Collection entries

________________________

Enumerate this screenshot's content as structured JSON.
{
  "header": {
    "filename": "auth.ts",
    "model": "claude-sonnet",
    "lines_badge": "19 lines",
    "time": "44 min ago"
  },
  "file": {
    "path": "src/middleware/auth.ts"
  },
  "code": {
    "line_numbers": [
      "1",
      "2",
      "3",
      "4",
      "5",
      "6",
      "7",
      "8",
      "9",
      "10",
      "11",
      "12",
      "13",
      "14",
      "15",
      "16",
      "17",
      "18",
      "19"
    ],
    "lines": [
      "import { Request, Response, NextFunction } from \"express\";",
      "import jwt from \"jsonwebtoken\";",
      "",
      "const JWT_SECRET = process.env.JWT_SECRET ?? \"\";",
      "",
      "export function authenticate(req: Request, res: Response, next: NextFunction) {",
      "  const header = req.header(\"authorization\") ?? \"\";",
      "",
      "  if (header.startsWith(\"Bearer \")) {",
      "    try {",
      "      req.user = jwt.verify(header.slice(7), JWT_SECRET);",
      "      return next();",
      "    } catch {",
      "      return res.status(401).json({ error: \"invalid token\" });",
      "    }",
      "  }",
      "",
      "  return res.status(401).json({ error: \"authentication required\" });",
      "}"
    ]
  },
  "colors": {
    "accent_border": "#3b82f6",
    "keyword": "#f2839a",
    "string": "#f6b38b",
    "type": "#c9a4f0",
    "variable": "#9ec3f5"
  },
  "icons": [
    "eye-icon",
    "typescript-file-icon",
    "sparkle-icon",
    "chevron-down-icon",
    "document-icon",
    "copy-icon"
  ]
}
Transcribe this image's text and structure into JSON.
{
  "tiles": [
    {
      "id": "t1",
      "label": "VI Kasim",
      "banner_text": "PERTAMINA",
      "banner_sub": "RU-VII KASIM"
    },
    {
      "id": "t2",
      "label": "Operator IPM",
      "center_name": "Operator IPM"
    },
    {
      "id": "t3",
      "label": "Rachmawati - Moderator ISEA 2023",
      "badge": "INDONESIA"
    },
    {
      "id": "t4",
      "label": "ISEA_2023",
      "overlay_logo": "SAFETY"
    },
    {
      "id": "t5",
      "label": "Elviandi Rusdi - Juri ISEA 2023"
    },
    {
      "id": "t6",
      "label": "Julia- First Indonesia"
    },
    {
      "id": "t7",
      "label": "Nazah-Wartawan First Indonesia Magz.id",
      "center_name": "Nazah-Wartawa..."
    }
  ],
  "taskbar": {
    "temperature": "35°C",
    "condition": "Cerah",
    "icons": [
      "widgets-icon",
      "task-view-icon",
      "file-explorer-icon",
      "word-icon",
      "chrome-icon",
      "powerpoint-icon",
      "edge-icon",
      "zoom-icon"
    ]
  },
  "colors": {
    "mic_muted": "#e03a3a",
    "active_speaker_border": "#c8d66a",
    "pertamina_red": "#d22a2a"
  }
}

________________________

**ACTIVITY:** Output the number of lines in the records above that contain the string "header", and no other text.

**FINAL ANSWER:** 4